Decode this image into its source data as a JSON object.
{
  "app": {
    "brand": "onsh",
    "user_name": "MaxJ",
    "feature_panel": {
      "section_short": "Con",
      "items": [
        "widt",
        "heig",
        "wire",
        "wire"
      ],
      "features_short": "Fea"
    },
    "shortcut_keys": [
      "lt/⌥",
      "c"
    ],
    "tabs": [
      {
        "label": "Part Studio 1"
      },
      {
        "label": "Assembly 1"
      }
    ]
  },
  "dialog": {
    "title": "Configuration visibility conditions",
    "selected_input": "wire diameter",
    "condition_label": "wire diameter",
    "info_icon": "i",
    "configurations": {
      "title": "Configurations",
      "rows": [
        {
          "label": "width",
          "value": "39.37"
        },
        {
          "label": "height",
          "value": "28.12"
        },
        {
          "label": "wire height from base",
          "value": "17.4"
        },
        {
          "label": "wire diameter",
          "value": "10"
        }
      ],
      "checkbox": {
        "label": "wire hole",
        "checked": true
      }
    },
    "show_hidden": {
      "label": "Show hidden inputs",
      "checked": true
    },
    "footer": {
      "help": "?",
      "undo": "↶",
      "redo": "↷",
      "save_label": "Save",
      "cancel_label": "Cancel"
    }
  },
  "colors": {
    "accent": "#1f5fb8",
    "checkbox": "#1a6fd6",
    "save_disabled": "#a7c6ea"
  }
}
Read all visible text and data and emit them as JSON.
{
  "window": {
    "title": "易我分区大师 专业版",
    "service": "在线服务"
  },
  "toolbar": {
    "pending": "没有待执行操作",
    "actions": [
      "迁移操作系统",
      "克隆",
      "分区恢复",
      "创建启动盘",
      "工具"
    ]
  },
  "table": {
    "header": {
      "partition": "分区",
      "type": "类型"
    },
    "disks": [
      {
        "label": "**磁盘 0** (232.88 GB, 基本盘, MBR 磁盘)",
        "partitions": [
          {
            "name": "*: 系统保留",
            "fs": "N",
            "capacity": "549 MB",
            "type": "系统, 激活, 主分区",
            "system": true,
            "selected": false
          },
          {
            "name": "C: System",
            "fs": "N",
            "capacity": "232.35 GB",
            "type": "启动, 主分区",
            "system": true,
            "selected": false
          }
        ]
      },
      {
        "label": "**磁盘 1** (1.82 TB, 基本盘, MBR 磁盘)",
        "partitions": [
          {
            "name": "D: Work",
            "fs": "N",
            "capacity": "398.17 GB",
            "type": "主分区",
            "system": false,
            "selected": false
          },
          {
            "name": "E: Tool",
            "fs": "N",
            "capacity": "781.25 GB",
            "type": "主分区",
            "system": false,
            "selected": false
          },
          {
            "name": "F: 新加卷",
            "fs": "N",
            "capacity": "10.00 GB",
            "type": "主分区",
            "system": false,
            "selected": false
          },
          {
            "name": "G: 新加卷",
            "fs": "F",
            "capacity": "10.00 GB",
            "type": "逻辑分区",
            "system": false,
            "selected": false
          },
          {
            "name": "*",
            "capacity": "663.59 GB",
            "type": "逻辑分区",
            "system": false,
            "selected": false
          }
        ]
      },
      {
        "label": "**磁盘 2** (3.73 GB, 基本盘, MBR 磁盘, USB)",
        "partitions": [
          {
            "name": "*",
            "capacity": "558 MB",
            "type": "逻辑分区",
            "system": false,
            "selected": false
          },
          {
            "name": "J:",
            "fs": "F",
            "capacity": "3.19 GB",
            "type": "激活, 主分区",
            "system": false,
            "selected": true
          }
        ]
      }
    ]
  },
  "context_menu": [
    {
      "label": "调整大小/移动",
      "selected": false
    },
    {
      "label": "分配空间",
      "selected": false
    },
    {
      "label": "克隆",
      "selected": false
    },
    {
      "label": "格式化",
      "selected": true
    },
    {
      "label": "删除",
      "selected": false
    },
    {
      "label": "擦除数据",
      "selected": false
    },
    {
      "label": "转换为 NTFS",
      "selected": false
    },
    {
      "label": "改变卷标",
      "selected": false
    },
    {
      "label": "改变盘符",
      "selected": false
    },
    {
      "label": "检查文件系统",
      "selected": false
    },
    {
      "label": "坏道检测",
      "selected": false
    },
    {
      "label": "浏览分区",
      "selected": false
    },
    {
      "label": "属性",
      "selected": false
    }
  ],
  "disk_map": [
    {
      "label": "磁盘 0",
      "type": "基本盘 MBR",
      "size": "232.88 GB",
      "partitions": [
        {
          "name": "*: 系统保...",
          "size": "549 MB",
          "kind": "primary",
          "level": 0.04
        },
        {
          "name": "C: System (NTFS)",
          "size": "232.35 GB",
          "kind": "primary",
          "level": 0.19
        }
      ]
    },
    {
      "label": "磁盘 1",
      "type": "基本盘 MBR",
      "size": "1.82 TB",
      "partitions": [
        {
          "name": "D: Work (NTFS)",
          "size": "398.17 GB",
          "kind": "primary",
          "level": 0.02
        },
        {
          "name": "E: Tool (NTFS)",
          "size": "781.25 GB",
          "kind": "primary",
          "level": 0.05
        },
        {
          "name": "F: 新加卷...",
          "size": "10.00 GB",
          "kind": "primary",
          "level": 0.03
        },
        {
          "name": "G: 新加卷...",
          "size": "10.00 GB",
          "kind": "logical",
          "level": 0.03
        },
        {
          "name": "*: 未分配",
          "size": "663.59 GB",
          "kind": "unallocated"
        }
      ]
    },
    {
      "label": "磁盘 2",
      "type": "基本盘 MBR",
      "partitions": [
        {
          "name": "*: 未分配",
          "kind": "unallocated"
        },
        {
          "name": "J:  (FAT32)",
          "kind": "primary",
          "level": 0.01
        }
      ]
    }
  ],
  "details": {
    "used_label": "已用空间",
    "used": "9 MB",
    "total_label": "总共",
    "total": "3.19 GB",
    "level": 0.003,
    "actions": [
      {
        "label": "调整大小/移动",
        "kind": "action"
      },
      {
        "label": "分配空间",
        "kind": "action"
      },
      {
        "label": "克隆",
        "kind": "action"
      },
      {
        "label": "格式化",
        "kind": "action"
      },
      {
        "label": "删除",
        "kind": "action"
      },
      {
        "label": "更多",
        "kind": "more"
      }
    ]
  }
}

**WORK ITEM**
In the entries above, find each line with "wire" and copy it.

**ANSWER BOX**
        "wire",
        "wire"
    "selected_input": "wire diameter",
    "condition_label": "wire diameter",
          "label": "wire height from base",
          "label": "wire diameter",
        "label": "wire hole",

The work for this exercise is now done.